Higgins, S., Xiao, Z., and Katsipataki, M., 2012. The Impact of Digital Technology on Learning: A Summary for the Education Endowment Foundation. University of Durham/Education Endowment Foundation. 52pp.

Tamim, R. M., Bernard, R. M., Borokhovsi, E., Abrami, P. C., & Schmid, R. F., 2011. What Forty Years of Research Says About the Impact of Technology on Learning: A Second-Order Meta-Analysis and Validation Study. Review of Educational Research, 81(1), 4–28.

To support these more general studies, several studies have looked at the impact of individual technologies.

Audience response

Kay, R.H and LeSage, A., 2009. Examining the benefits and challenges of using audience response systems: A review of the literature. Computers and Education, 53(3): 819-827

Preszler, R.W., Dawe, A., Shuster, C.B. and Schuster, M., 2007. Assessment of the effects of student response systems on student learning and attitutudes over a broad range of biology courses. CBE-Life Sciences Education, 6(1): 29-41

Peer ASSESSMENT

Although a review of secondary school studies, and also including self-assessment alongside peer assessment, in their systematic review Sebba et al., 2008, reported that most studies reported some positive outcomes including: pupil attainment (9 out of 15 studies); pupil self esteem (7 out of 9 studies) and increased engagement with learning (17 out of 20 studies).

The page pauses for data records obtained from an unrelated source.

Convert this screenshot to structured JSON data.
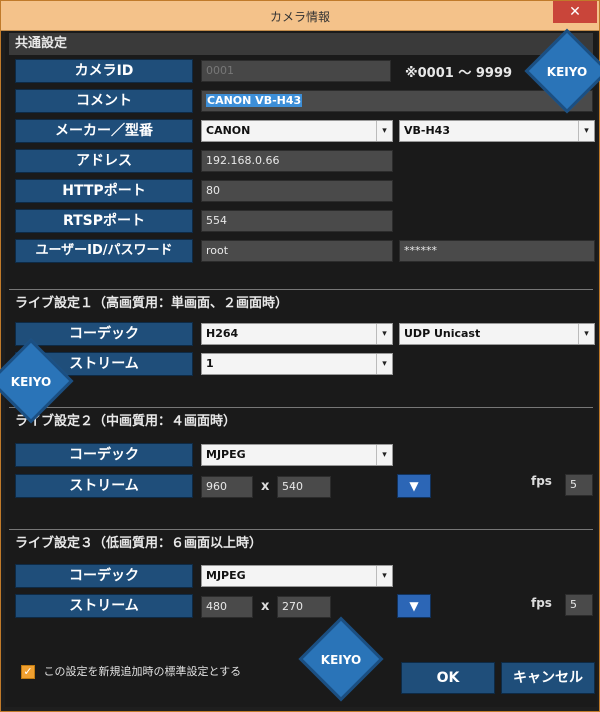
{
  "window": {
    "title": "カメラ情報",
    "close": "✕"
  },
  "common": {
    "title": "共通設定",
    "labels": {
      "camera_id": "カメラID",
      "comment": "コメント",
      "maker": "メーカー／型番",
      "address": "アドレス",
      "http": "HTTPポート",
      "rtsp": "RTSPポート",
      "user": "ユーザーID/パスワード"
    },
    "camera_id_value": "0001",
    "camera_id_note": "※0001 ～ 9999",
    "comment_value": "CANON VB-H43",
    "maker_value": "CANON",
    "model_value": "VB-H43",
    "address_value": "192.168.0.66",
    "http_value": "80",
    "rtsp_value": "554",
    "user_value": "root",
    "password_value": "******"
  },
  "live1": {
    "title": "ライブ設定１（高画質用：単画面、２画面時）",
    "codec_label": "コーデック",
    "stream_label": "ストリーム",
    "codec_value": "H264",
    "transport_value": "UDP Unicast",
    "stream_value": "1"
  },
  "live2": {
    "title": "ライブ設定２（中画質用：４画面時）",
    "codec_label": "コーデック",
    "stream_label": "ストリーム",
    "codec_value": "MJPEG",
    "width": "960",
    "height": "540",
    "times": "x",
    "fps_label": "fps",
    "fps_value": "5"
  },
  "live3": {
    "title": "ライブ設定３（低画質用：６画面以上時）",
    "codec_label": "コーデック",
    "stream_label": "ストリーム",
    "codec_value": "MJPEG",
    "width": "480",
    "height": "270",
    "times": "x",
    "fps_label": "fps",
    "fps_value": "5"
  },
  "footer": {
    "default_checkbox_label": "この設定を新規追加時の標準設定とする",
    "ok": "OK",
    "cancel": "キャンセル"
  },
  "watermark": "KEIYO",
  "icons": {
    "dropdown": "▾",
    "down_arrow": "▼",
    "check": "✓"
  },
  "colors": {
    "label_bg": "#1f4e7a",
    "title_bar": "#f4c28a",
    "accent_button": "#2c66b6"
  }
}
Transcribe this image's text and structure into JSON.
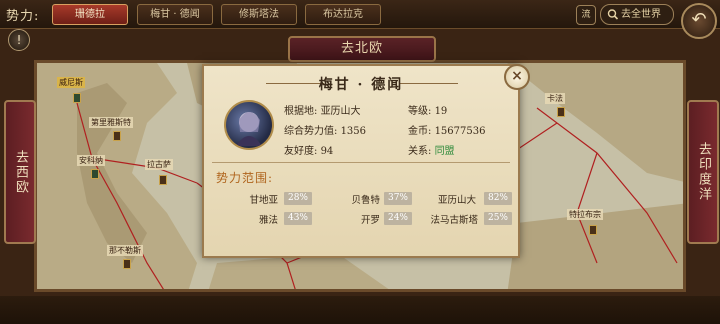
{
  "topbar": {
    "faction_label": "势力:",
    "tabs": [
      "珊德拉",
      "梅甘 · 德闻",
      "修斯塔法",
      "布达拉克"
    ],
    "flow_label": "流",
    "world_label": "去全世界"
  },
  "nav": {
    "north": "去北欧",
    "west": "去西欧",
    "east": "去印度洋"
  },
  "map": {
    "cities": [
      "威尼斯",
      "第里雅斯特",
      "安科纳",
      "拉古萨",
      "那不勒斯",
      "卡法",
      "特拉布宗"
    ]
  },
  "dialog": {
    "title": "梅甘 · 德闻",
    "base_label": "根据地:",
    "base_value": "亚历山大",
    "level_label": "等级:",
    "level_value": "19",
    "power_label": "综合势力值:",
    "power_value": "1356",
    "gold_label": "金币:",
    "gold_value": "15677536",
    "friend_label": "友好度:",
    "friend_value": "94",
    "relation_label": "关系:",
    "relation_value": "同盟",
    "section_title": "势力范围:",
    "territories": [
      {
        "name": "甘地亚",
        "pct": "28%"
      },
      {
        "name": "贝鲁特",
        "pct": "37%"
      },
      {
        "name": "亚历山大",
        "pct": "82%"
      },
      {
        "name": "雅法",
        "pct": "43%"
      },
      {
        "name": "开罗",
        "pct": "24%"
      },
      {
        "name": "法马古斯塔",
        "pct": "25%"
      }
    ]
  },
  "colors": {
    "active_tab": "#a83a2a",
    "relation_ally": "#2e8a3a",
    "section_title": "#b0651e"
  }
}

A more pertinent, but much smaller, study of 71 medical students by Eldredge et al., 2013 found that students who had been trained in peer assessment had higher mean scores (45/7 out of 49) on a formative test than did students in the control group (43.5 out of 49) with a respectable p-value of 0.06.

Sebba, J., Deakin Crick, R., Yu, G., Lawson, H and Harlen, W., 2008.Systematic review of research evidence of the impact on students in secondary schools of self and peer assessment - Report. Social Science Research Unit, Institute of Education, University of London. 29pp.

Eldredge, J.D., Bear, D.G., Wayne, S.J. and Perea, P.P., 2013. Student peer assessment in evidence-based medicine (EBM) searching skills training: an experiment. J Med Libr Assoc., 101(4): 244–251